No One Wants to Probate – Now What?
A few days ago a situation came to this author’s attention regarding an unusual problem. A parent had died leaving a Will that devised property to the parent’s children. The Will also named one of the children as personal representative. The problem was that the nominated personal representative did not want to serve as personal representative or probate the estate. Why, you ask? Because the nominated personal representative had already received their bequest and saw no reason to probate the parent’s estate for the other named beneficiaries. Moreover, some of the estates property that was devised to the other children was in the hands of third parties that refused to surrender it to the named beneficiary. So what remedies are available to a beneficiary of an estate who is faced with this scenario?
Florida law provides solutions for the appointment of an individual (or entity) to manage an estate when no personal representative is serving. Florida law also gives powers to such person to demand the return of assets removed from an estate. Florida law further provides a means to sue for the value of property that has been converted by a third party (or other beneficiaries) along with damages caused to a decedent’s estate. The only problem is that someone needs to champion the recovery of an estate’s assets or at least sue for the value of the removed property. If the nominated personal representative of a decedent’s Will is unwilling to perform that task or cannot be located then someone needs to step in a take control, otherwise estate assets may be lost forever.
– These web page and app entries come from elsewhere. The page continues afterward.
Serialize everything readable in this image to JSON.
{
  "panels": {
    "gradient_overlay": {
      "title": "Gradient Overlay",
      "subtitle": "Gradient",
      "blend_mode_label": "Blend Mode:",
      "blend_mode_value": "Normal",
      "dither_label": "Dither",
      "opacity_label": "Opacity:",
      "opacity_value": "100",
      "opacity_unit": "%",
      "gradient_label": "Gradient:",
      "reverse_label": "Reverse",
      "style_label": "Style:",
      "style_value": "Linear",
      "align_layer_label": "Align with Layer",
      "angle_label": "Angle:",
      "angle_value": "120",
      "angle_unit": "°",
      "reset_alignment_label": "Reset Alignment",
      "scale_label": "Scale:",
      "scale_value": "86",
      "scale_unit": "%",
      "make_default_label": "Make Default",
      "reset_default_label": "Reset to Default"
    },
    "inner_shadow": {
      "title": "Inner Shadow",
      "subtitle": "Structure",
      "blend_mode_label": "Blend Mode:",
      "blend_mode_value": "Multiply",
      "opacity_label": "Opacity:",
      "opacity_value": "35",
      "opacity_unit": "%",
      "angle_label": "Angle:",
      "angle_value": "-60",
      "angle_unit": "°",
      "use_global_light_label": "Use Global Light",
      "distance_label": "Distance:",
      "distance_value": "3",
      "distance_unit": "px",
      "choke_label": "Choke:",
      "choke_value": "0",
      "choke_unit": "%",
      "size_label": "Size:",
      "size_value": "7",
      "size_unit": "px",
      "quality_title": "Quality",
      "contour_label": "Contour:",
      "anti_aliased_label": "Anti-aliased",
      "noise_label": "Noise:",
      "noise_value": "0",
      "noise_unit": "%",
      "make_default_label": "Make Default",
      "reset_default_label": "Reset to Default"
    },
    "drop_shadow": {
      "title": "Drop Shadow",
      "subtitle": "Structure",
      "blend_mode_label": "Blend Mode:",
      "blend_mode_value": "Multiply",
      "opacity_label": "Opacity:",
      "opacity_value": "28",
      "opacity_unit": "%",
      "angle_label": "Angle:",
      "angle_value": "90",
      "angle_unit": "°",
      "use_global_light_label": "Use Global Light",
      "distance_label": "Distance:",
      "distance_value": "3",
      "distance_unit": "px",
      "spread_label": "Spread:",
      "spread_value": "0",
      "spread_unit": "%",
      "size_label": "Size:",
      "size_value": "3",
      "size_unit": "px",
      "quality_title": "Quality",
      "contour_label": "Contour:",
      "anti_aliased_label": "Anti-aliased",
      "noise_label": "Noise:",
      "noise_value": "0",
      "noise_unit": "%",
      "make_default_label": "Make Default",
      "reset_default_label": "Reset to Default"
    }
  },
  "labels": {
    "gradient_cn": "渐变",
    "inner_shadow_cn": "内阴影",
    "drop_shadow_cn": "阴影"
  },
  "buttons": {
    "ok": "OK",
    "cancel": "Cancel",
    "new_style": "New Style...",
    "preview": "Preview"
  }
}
In those situations where there is a likelihood that an estate’s property is in danger of being wasted, destroyed, or removed beyond the jurisdiction of the Court, a person can be appointed by the probate Court to act in the place of a nominated personal representative when no letters of administration have been issued. These persons are called Curators. The Court can give a Curator the same powers as a personal representative or limit such powers to fit the need in the protection of a decedent’s estate. In most situations, the purpose of appointing a Curator is to protect an estate’s assets from being removed and liquidated before a nominated personal representative has received their letters of administration. This often occurs when a Will’s nominated personal representative cannot immediately be found or is avoiding appointment (e.g. being out of the country on vacation or service member serving in a foreign country).
Prior to a Curator being appointed, notice is to be served on the person entitled to serve as personal representative. Letters of administration granting a Curator authority to protect and marshal an estate’s assets will not be issued until such notice is served and the time to respond to such notice has passed (usually 20 days from receipt of the notice). However, if there is an immediate danger to an estate’s property being wasted, depleted or lost and if there would be a delay in appointing a Curator because of having to serve notice on a nominated personal representative, the Court can appoint a Curator without having to wait for service of notice. This might occur when an estate’s assets are being destroyed or removed from the decedent’s residence. It could also occur if an estate’s assets have a limited life (e.g. agriculture crops).
In addition, prior to a Court’s issuance of Letters of Administration, the Curator must post a bond. The value of the bond to be posted is determined by the Court. Once the bond is posted, Letters of Administration can be issued to the Curator giving him or her authority to begin administering the estate and marshalling its assets. When marshalling an estate’s assets, the Curator can take possession or control of the decedent’s property, except the decedent’s protected homestead. The Curator can distribute property (other than homestead) to persons presumptively entitled to it unless possession of the property is needed for purposes of administration expenses or payment of creditor claims. However, be aware that during a Curator’s service, he or she is responsible for administering the estate’s assets in conformance with the decedent’s Will and Florida law. As a result, any misappropriation of the estate’s assets by the Curator may lead to him or her being liable for such misappropriation.
With regard to the recovery of property inappropriately removed from a decedent’s estate by a beneficiary or third party; the Curator can issue a request demanding delivery or the return of any property possessed by a beneficiary or third party not entitled to it. Such request can serve as conclusive evidence that the return of such property is necessary for the purposes of administering the estate. In the event a beneficiary or third party resists the return of estate property following a demand made by the Curator, a lawsuit can be filed for such property’s recovery against the beneficiary or third party who has converted it to their own use.
Returning to the problem that was presented by this author in the opening paragraph of this article, the procedural steps to resolving the problem are: 1) File the Will with the Court; 2) Prepare a petition for administration naming a Curator; 3) Serve notice on the person nominated in the decedent’s Will as personal representative that a Curator may be appointed to act as personal representative; 4) In the event the nominated personal representative does not object to a Curator serving, the prospective Curator should request the Court to appoint the petitioner as Curator; 5) Once appointed, begin demanding the return of assets removed from the estate or make a determination that the person possessing such property is entitled to same and such property is not needed for administration purposes (e.g. payment of expenses or creditor claims); and, 6) If such assets demanded are not forthcoming, initiate a lawsuit for the value of the converted assets and damages.
As you can see, the remedy for preserving an estate from misappropriation sounds simple; however, it rarely is. There are always twists or turns that no one can predict, but at least there is a remedy that is available. If you are a beneficiary of an estate or are aware of assets being removed from an estate, consider talking with the attorney of your choice to discuss what can be done to protect those assets from being lost.